→ What you should do
Set every record down again, exactly and completely.

───── Data to examine

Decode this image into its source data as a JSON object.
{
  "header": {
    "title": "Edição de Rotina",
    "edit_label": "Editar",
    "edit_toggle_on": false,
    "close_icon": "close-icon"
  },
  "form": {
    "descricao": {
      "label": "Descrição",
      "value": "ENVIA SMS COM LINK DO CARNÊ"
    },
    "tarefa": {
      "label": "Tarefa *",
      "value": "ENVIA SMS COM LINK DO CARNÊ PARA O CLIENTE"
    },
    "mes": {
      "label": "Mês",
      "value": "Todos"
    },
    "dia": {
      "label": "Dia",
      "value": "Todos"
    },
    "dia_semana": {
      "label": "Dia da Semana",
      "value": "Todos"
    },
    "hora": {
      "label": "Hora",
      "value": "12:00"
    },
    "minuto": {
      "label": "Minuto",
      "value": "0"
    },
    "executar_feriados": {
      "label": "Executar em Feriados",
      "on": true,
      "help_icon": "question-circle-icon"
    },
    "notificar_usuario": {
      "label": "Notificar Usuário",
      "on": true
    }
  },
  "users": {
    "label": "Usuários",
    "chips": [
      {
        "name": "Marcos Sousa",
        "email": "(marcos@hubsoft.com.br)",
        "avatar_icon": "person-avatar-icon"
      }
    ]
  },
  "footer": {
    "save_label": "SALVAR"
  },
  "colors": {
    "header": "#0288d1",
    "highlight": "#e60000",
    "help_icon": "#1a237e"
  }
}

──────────

→ Solution to this exercise
Decode this image into its source data as a JSON object.
{
  "header": {
    "title": "Edição de Rotina",
    "edit_label": "Editar",
    "edit_toggle_on": false,
    "close_icon": "close-icon"
  },
  "form": {
    "descricao": {
      "label": "Descrição",
      "value": "ENVIA SMS COM LINK DO CARNÊ"
    },
    "tarefa": {
      "label": "Tarefa *",
      "value": "ENVIA SMS COM LINK DO CARNÊ PARA O CLIENTE"
    },
    "mes": {
      "label": "Mês",
      "value": "Todos"
    },
    "dia": {
      "label": "Dia",
      "value": "Todos"
    },
    "dia_semana": {
      "label": "Dia da Semana",
      "value": "Todos"
    },
    "hora": {
      "label": "Hora",
      "value": "12:00"
    },
    "minuto": {
      "label": "Minuto",
      "value": "0"
    },
    "executar_feriados": {
      "label": "Executar em Feriados",
      "on": true,
      "help_icon": "question-circle-icon"
    },
    "notificar_usuario": {
      "label": "Notificar Usuário",
      "on": true
    }
  },
  "users": {
    "label": "Usuários",
    "chips": [
      {
        "name": "Marcos Sousa",
        "email": "(marcos@hubsoft.com.br)",
        "avatar_icon": "person-avatar-icon"
      }
    ]
  },
  "footer": {
    "save_label": "SALVAR"
  },
  "colors": {
    "header": "#0288d1",
    "highlight": "#e60000",
    "help_icon": "#1a237e"
  }
}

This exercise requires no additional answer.